At the end of '63 the fresh and freckle-faced 18-year old Tommy Quickly was standing at the door of his dreams: he'd been signed by Beatles manager Brian Epstein (who had changed his name from Quigley in the manner of manager Larry Parnes' school of stage names like Vince Eager, Marty Wilde and Billy Fury) and was tipped for massive success. His first single Tip of My Tongue was even a... > Read more

Dirty Red: Mother Fuyer (1947)

29 Nov 2012  |  <1 min read
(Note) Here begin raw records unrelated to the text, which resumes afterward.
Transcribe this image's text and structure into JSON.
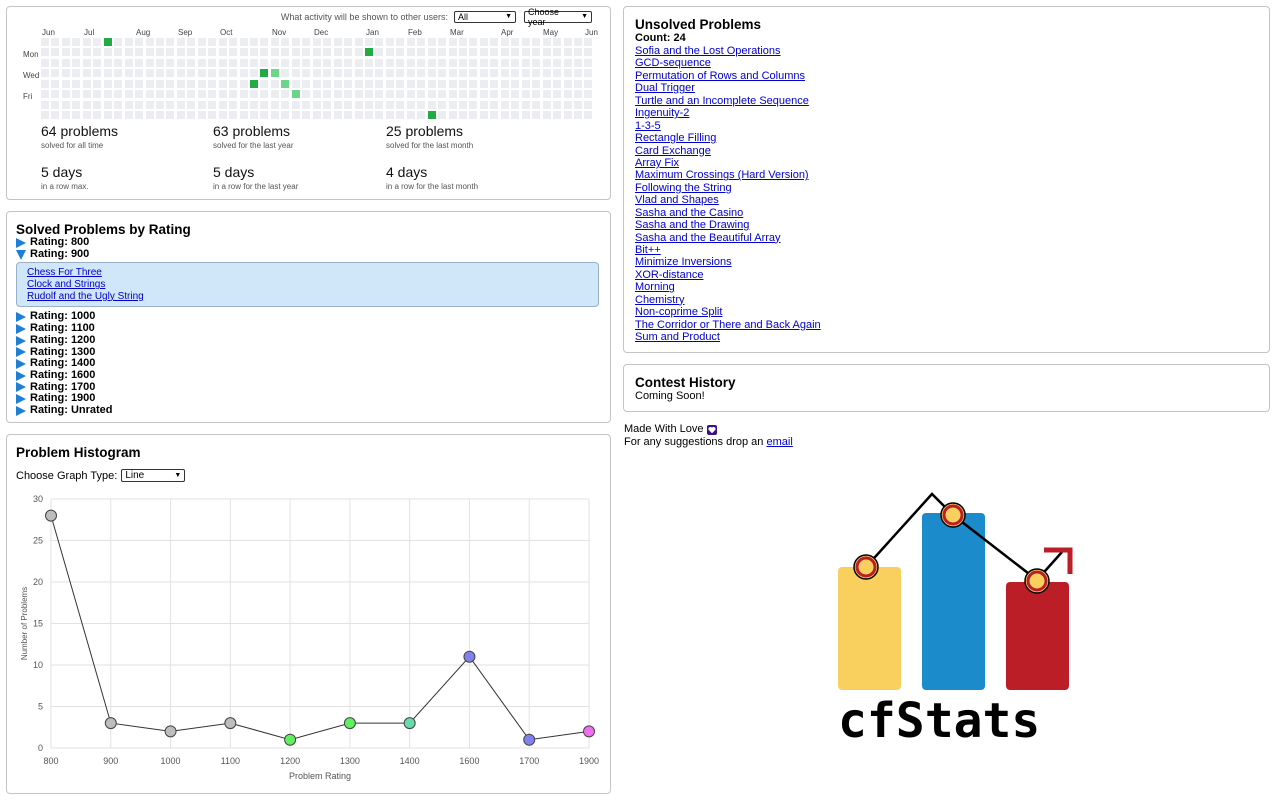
{
  "activity": {
    "visibility_label": "What activity will be shown to other users:",
    "visibility_value": "All",
    "year_value": "Choose year",
    "months": [
      "Jun",
      "Jul",
      "Aug",
      "Sep",
      "Oct",
      "Nov",
      "Dec",
      "Jan",
      "Feb",
      "Mar",
      "Apr",
      "May",
      "Jun"
    ],
    "days": [
      "Mon",
      "Wed",
      "Fri"
    ],
    "stats": [
      {
        "num": "64 problems",
        "sub": "solved for all time"
      },
      {
        "num": "63 problems",
        "sub": "solved for the last year"
      },
      {
        "num": "25 problems",
        "sub": "solved for the last month"
      },
      {
        "num": "5 days",
        "sub": "in a row max."
      },
      {
        "num": "5 days",
        "sub": "in a row for the last year"
      },
      {
        "num": "4 days",
        "sub": "in a row for the last month"
      }
    ],
    "heatmap": {
      "weeks": 53,
      "active_cells": [
        [
          6,
          0,
          2
        ],
        [
          20,
          4,
          2
        ],
        [
          21,
          3,
          2
        ],
        [
          22,
          3,
          1
        ],
        [
          23,
          4,
          1
        ],
        [
          24,
          5,
          1
        ],
        [
          31,
          1,
          2
        ],
        [
          37,
          7,
          2
        ],
        [
          56,
          3,
          1
        ],
        [
          65,
          2,
          2
        ],
        [
          66,
          1,
          2
        ],
        [
          67,
          3,
          1
        ],
        [
          68,
          6,
          1
        ],
        [
          69,
          7,
          2
        ],
        [
          86,
          1,
          2
        ],
        [
          87,
          6,
          2
        ],
        [
          88,
          0,
          2
        ],
        [
          89,
          2,
          2
        ],
        [
          90,
          4,
          1
        ],
        [
          91,
          5,
          1
        ],
        [
          92,
          7,
          2
        ],
        [
          94,
          2,
          2
        ],
        [
          95,
          5,
          1
        ],
        [
          100,
          1,
          2
        ],
        [
          101,
          3,
          2
        ],
        [
          102,
          4,
          2
        ],
        [
          103,
          1,
          1
        ],
        [
          104,
          2,
          2
        ],
        [
          105,
          5,
          1
        ],
        [
          108,
          3,
          2
        ],
        [
          109,
          0,
          2
        ],
        [
          110,
          1,
          2
        ],
        [
          111,
          2,
          2
        ],
        [
          112,
          6,
          2
        ],
        [
          140,
          2,
          2
        ],
        [
          154,
          0,
          3
        ],
        [
          165,
          1,
          1
        ],
        [
          166,
          0,
          1
        ],
        [
          167,
          3,
          1
        ],
        [
          168,
          6,
          1
        ],
        [
          169,
          7,
          1
        ],
        [
          170,
          5,
          1
        ],
        [
          171,
          0,
          1
        ],
        [
          172,
          2,
          1
        ],
        [
          173,
          1,
          1
        ],
        [
          174,
          7,
          1
        ],
        [
          175,
          2,
          1
        ],
        [
          176,
          5,
          1
        ],
        [
          177,
          1,
          1
        ],
        [
          178,
          0,
          1
        ],
        [
          179,
          4,
          1
        ],
        [
          180,
          1,
          2
        ],
        [
          181,
          6,
          2
        ],
        [
          182,
          3,
          1
        ],
        [
          183,
          0,
          1
        ],
        [
          184,
          7,
          1
        ],
        [
          186,
          5,
          1
        ],
        [
          187,
          4,
          1
        ],
        [
          188,
          7,
          1
        ],
        [
          189,
          6,
          3
        ],
        [
          190,
          2,
          2
        ],
        [
          191,
          1,
          1
        ]
      ]
    }
  },
  "rating": {
    "title": "Solved Problems by Rating",
    "rows_before": [
      "Rating: 800"
    ],
    "expanded": "Rating: 900",
    "expanded_items": [
      "Chess For Three",
      "Clock and Strings",
      "Rudolf and the Ugly String"
    ],
    "rows_after": [
      "Rating: 1000",
      "Rating: 1100",
      "Rating: 1200",
      "Rating: 1300",
      "Rating: 1400",
      "Rating: 1600",
      "Rating: 1700",
      "Rating: 1900",
      "Rating: Unrated"
    ]
  },
  "histogram": {
    "title": "Problem Histogram",
    "graph_type_label": "Choose Graph Type:",
    "graph_type_value": "Line"
  },
  "chart_data": {
    "type": "line",
    "x": [
      800,
      900,
      1000,
      1100,
      1200,
      1300,
      1400,
      1600,
      1700,
      1900
    ],
    "values": [
      28,
      3,
      2,
      3,
      1,
      3,
      3,
      11,
      1,
      2
    ],
    "point_colors": [
      "#bdbdbd",
      "#bdbdbd",
      "#bdbdbd",
      "#bdbdbd",
      "#5ef05e",
      "#5ef05e",
      "#66dcaa",
      "#8080f0",
      "#8080f0",
      "#f06ef0"
    ],
    "xlabel": "Problem Rating",
    "ylabel": "Number of Problems",
    "ylim": [
      0,
      30
    ],
    "yticks": [
      0,
      5,
      10,
      15,
      20,
      25,
      30
    ],
    "grid": true
  },
  "unsolved": {
    "title": "Unsolved Problems",
    "count": "Count: 24",
    "items": [
      "Sofia and the Lost Operations",
      "GCD-sequence",
      "Permutation of Rows and Columns",
      "Dual Trigger",
      "Turtle and an Incomplete Sequence",
      "Ingenuity-2",
      "1-3-5",
      "Rectangle Filling",
      "Card Exchange",
      "Array Fix",
      "Maximum Crossings (Hard Version)",
      "Following the String",
      "Vlad and Shapes",
      "Sasha and the Casino",
      "Sasha and the Drawing",
      "Sasha and the Beautiful Array",
      "Bit++",
      "Minimize Inversions",
      "XOR-distance",
      "Morning",
      "Chemistry",
      "Non-coprime Split",
      "The Corridor or There and Back Again",
      "Sum and Product"
    ]
  },
  "contest": {
    "title": "Contest History",
    "text": "Coming Soon!"
  },
  "footer": {
    "made_with": "Made With Love",
    "suggest": "For any suggestions drop an",
    "email_link": "email"
  },
  "logo": {
    "text": "cfStats",
    "colors": {
      "yellow": "#f9cf5e",
      "blue": "#1b8bcb",
      "red": "#bb1e27"
    }
  }
}
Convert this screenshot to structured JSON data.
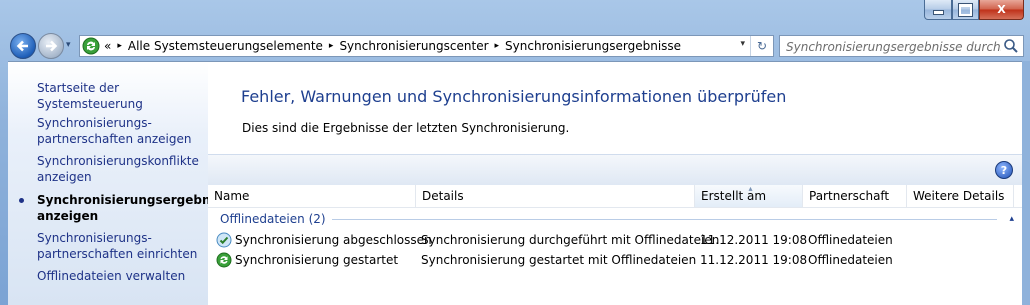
{
  "window": {
    "minimize_label": "",
    "maximize_label": "",
    "close_label": "X"
  },
  "nav": {
    "history_glyph": "▾"
  },
  "address": {
    "overflow": "«",
    "crumbs": [
      "Alle Systemsteuerungselemente",
      "Synchronisierungscenter",
      "Synchronisierungsergebnisse"
    ],
    "separator": "▸",
    "dropdown_glyph": "▾",
    "refresh_glyph": "↻"
  },
  "search": {
    "placeholder": "Synchronisierungsergebnisse durchsu..."
  },
  "sidebar": {
    "items": [
      {
        "label": "Startseite der Systemsteuerung"
      },
      {
        "label": "Synchronisierungs-\npartnerschaften anzeigen"
      },
      {
        "label": "Synchronisierungskonflikte anzeigen"
      },
      {
        "label": "Synchronisierungsergebnisse anzeigen"
      },
      {
        "label": "Synchronisierungs-\npartnerschaften einrichten"
      },
      {
        "label": "Offlinedateien verwalten"
      }
    ]
  },
  "main": {
    "heading": "Fehler, Warnungen und Synchronisierungsinformationen überprüfen",
    "subtext": "Dies sind die Ergebnisse der letzten Synchronisierung.",
    "help_glyph": "?"
  },
  "table": {
    "columns": [
      "Name",
      "Details",
      "Erstellt am",
      "Partnerschaft",
      "Weitere Details"
    ],
    "sort_glyph": "▴",
    "group": {
      "label": "Offlinedateien (2)",
      "collapse_glyph": "▴"
    },
    "rows": [
      {
        "name": "Synchronisierung abgeschlossen",
        "details": "Synchronisierung durchgeführt mit Offlinedateien",
        "created": "11.12.2011 19:08",
        "partnership": "Offlinedateien",
        "more": "",
        "icon": "check-icon"
      },
      {
        "name": "Synchronisierung gestartet",
        "details": "Synchronisierung gestartet mit Offlinedateien",
        "created": "11.12.2011 19:08",
        "partnership": "Offlinedateien",
        "more": "",
        "icon": "sync-icon"
      }
    ]
  },
  "colors": {
    "link": "#1e3287",
    "heading": "#1e3f8f",
    "chrome": "#8fb2db"
  }
}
Blues and jazz artists often used coded language to get their lyrics past record companies and radio programmers, so you would get a song like When I'm In My Tea (by Jo-Jo Adams, 1946) about marijuana or Dope Head Blues by Victoria Spivey about cocaine. Coded sex was everywhere . . . although there is no mistaking the meaning of songs like Poon Tang (by the Treniers), Big Long Slidin' Thing... > Read more

Brian Eno and David Byrne: The Jezebel Spirit (1981)

27 Nov 2012  |  1 min read  |  1

When the Brian Eno and David Byrne album My Life in the Bush of Ghosts appeared in 1981, the musical, social and cultural climate was very different. Hip-hop had yet to establish the widespread use of sampling (although of course there had been artists who had used the technique), and the idea of a beat-driven album by two intellectual boffins was something unfamiliar also. But on... > Read more

Bob Dylan: Neighborhood Bully (1983)

24 Nov 2012  |  1 min read  |  3

As I write, the fragile "peace" between Israel and the Palestinians on the West Bank looks to be holding. At least, the missile attacks from both sides have stopped and some people are talking. Others are doubtless re-arming themselves while rebuilding their lives and homes. Without getting into the rights and wrongs of aggression and the usual "you started it"... > Read more

Aretha Franklin: Don't Play That Song For Me (1970)

23 Nov 2012  |  1 min read  |  1

It's a well established fact that some songs write themselves into our autobiographies: we remember our first love by our favourite song, can be taken back to exactly where we were and who we were with when a certain piece of music plays, songs conjure up time and place . . . Talkin' 'bout them Night Moves. The Classic Hits radio format plays on this fact, and rock'n'roll has become a... > Read more

Aretha Franklin: Don't Play That Song For Me

Roy Loney and the Phantom Movers: Born to be Your Fool (1979)

22 Nov 2012  |  1 min read

Some songs hook you in with a great opening line or couplet, something which just makes you want to hear more. There are plenty of them about and it's a fine rock'n'roll parlour game after a few drinks to start ticking them off. Feel free to add to these. "When you get out of the hospital, let me back into your life . . ." (Modern Lovers) "I walked 47 miles of barbed... > Read more